- Data about app and page elements
○ ○ ○
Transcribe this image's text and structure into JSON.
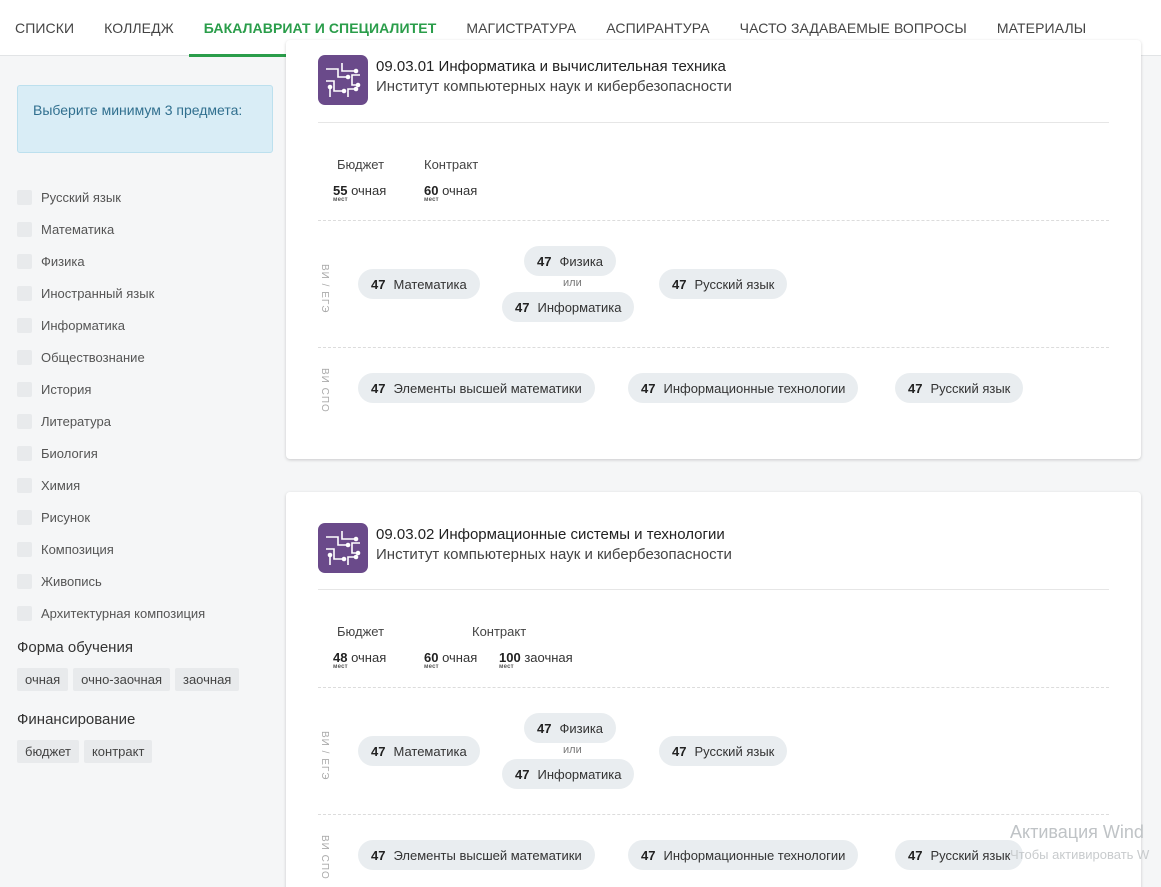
{
  "nav": {
    "tabs": [
      {
        "label": "СПИСКИ"
      },
      {
        "label": "КОЛЛЕДЖ"
      },
      {
        "label": "БАКАЛАВРИАТ И СПЕЦИАЛИТЕТ"
      },
      {
        "label": "МАГИСТРАТУРА"
      },
      {
        "label": "АСПИРАНТУРА"
      },
      {
        "label": "ЧАСТО ЗАДАВАЕМЫЕ ВОПРОСЫ"
      },
      {
        "label": "МАТЕРИАЛЫ"
      }
    ],
    "active": "БАКАЛАВРИАТ И СПЕЦИАЛИТЕТ",
    "accent": "#2a9d4a"
  },
  "sidebar": {
    "hint": "Выберите минимум 3 предмета:",
    "subjects": [
      "Русский язык",
      "Математика",
      "Физика",
      "Иностранный язык",
      "Информатика",
      "Обществознание",
      "История",
      "Литература",
      "Биология",
      "Химия",
      "Рисунок",
      "Композиция",
      "Живопись",
      "Архитектурная композиция"
    ],
    "form_title": "Форма обучения",
    "forms": [
      "очная",
      "очно-заочная",
      "заочная"
    ],
    "fin_title": "Финансирование",
    "fin": [
      "бюджет",
      "контракт"
    ]
  },
  "cards": [
    {
      "code_title": "09.03.01 Информатика и вычислительная техника",
      "institute": "Институт компьютерных наук и кибербезопасности",
      "budget_label": "Бюджет",
      "contract_label": "Контракт",
      "budget": {
        "num": "55",
        "form": "очная",
        "unit": "мест"
      },
      "contract": [
        {
          "num": "60",
          "form": "очная",
          "unit": "мест"
        }
      ],
      "ege_label": "ВИ / ЕГЭ",
      "ege": {
        "m": {
          "score": "47",
          "name": "Математика"
        },
        "alt1": {
          "score": "47",
          "name": "Физика"
        },
        "or": "или",
        "alt2": {
          "score": "47",
          "name": "Информатика"
        },
        "r": {
          "score": "47",
          "name": "Русский язык"
        }
      },
      "spo_label": "ВИ СПО",
      "spo": [
        {
          "score": "47",
          "name": "Элементы высшей математики"
        },
        {
          "score": "47",
          "name": "Информационные технологии"
        },
        {
          "score": "47",
          "name": "Русский язык"
        }
      ]
    },
    {
      "code_title": "09.03.02 Информационные системы и технологии",
      "institute": "Институт компьютерных наук и кибербезопасности",
      "budget_label": "Бюджет",
      "contract_label": "Контракт",
      "budget": {
        "num": "48",
        "form": "очная",
        "unit": "мест"
      },
      "contract": [
        {
          "num": "60",
          "form": "очная",
          "unit": "мест"
        },
        {
          "num": "100",
          "form": "заочная",
          "unit": "мест"
        }
      ],
      "ege_label": "ВИ / ЕГЭ",
      "ege": {
        "m": {
          "score": "47",
          "name": "Математика"
        },
        "alt1": {
          "score": "47",
          "name": "Физика"
        },
        "or": "или",
        "alt2": {
          "score": "47",
          "name": "Информатика"
        },
        "r": {
          "score": "47",
          "name": "Русский язык"
        }
      },
      "spo_label": "ВИ СПО",
      "spo": [
        {
          "score": "47",
          "name": "Элементы высшей математики"
        },
        {
          "score": "47",
          "name": "Информационные технологии"
        },
        {
          "score": "47",
          "name": "Русский язык"
        }
      ]
    }
  ],
  "watermark": {
    "line1": "Активация Wind",
    "line2": "Чтобы активировать W"
  }
}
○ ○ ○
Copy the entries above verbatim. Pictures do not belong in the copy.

Transcribe this image's text and structure into JSON.
{
  "nav": {
    "tabs": [
      {
        "label": "СПИСКИ"
      },
      {
        "label": "КОЛЛЕДЖ"
      },
      {
        "label": "БАКАЛАВРИАТ И СПЕЦИАЛИТЕТ"
      },
      {
        "label": "МАГИСТРАТУРА"
      },
      {
        "label": "АСПИРАНТУРА"
      },
      {
        "label": "ЧАСТО ЗАДАВАЕМЫЕ ВОПРОСЫ"
      },
      {
        "label": "МАТЕРИАЛЫ"
      }
    ],
    "active": "БАКАЛАВРИАТ И СПЕЦИАЛИТЕТ",
    "accent": "#2a9d4a"
  },
  "sidebar": {
    "hint": "Выберите минимум 3 предмета:",
    "subjects": [
      "Русский язык",
      "Математика",
      "Физика",
      "Иностранный язык",
      "Информатика",
      "Обществознание",
      "История",
      "Литература",
      "Биология",
      "Химия",
      "Рисунок",
      "Композиция",
      "Живопись",
      "Архитектурная композиция"
    ],
    "form_title": "Форма обучения",
    "forms": [
      "очная",
      "очно-заочная",
      "заочная"
    ],
    "fin_title": "Финансирование",
    "fin": [
      "бюджет",
      "контракт"
    ]
  },
  "cards": [
    {
      "code_title": "09.03.01 Информатика и вычислительная техника",
      "institute": "Институт компьютерных наук и кибербезопасности",
      "budget_label": "Бюджет",
      "contract_label": "Контракт",
      "budget": {
        "num": "55",
        "form": "очная",
        "unit": "мест"
      },
      "contract": [
        {
          "num": "60",
          "form": "очная",
          "unit": "мест"
        }
      ],
      "ege_label": "ВИ / ЕГЭ",
      "ege": {
        "m": {
          "score": "47",
          "name": "Математика"
        },
        "alt1": {
          "score": "47",
          "name": "Физика"
        },
        "or": "или",
        "alt2": {
          "score": "47",
          "name": "Информатика"
        },
        "r": {
          "score": "47",
          "name": "Русский язык"
        }
      },
      "spo_label": "ВИ СПО",
      "spo": [
        {
          "score": "47",
          "name": "Элементы высшей математики"
        },
        {
          "score": "47",
          "name": "Информационные технологии"
        },
        {
          "score": "47",
          "name": "Русский язык"
        }
      ]
    },
    {
      "code_title": "09.03.02 Информационные системы и технологии",
      "institute": "Институт компьютерных наук и кибербезопасности",
      "budget_label": "Бюджет",
      "contract_label": "Контракт",
      "budget": {
        "num": "48",
        "form": "очная",
        "unit": "мест"
      },
      "contract": [
        {
          "num": "60",
          "form": "очная",
          "unit": "мест"
        },
        {
          "num": "100",
          "form": "заочная",
          "unit": "мест"
        }
      ],
      "ege_label": "ВИ / ЕГЭ",
      "ege": {
        "m": {
          "score": "47",
          "name": "Математика"
        },
        "alt1": {
          "score": "47",
          "name": "Физика"
        },
        "or": "или",
        "alt2": {
          "score": "47",
          "name": "Информатика"
        },
        "r": {
          "score": "47",
          "name": "Русский язык"
        }
      },
      "spo_label": "ВИ СПО",
      "spo": [
        {
          "score": "47",
          "name": "Элементы высшей математики"
        },
        {
          "score": "47",
          "name": "Информационные технологии"
        },
        {
          "score": "47",
          "name": "Русский язык"
        }
      ]
    }
  ],
  "watermark": {
    "line1": "Активация Wind",
    "line2": "Чтобы активировать W"
  }
}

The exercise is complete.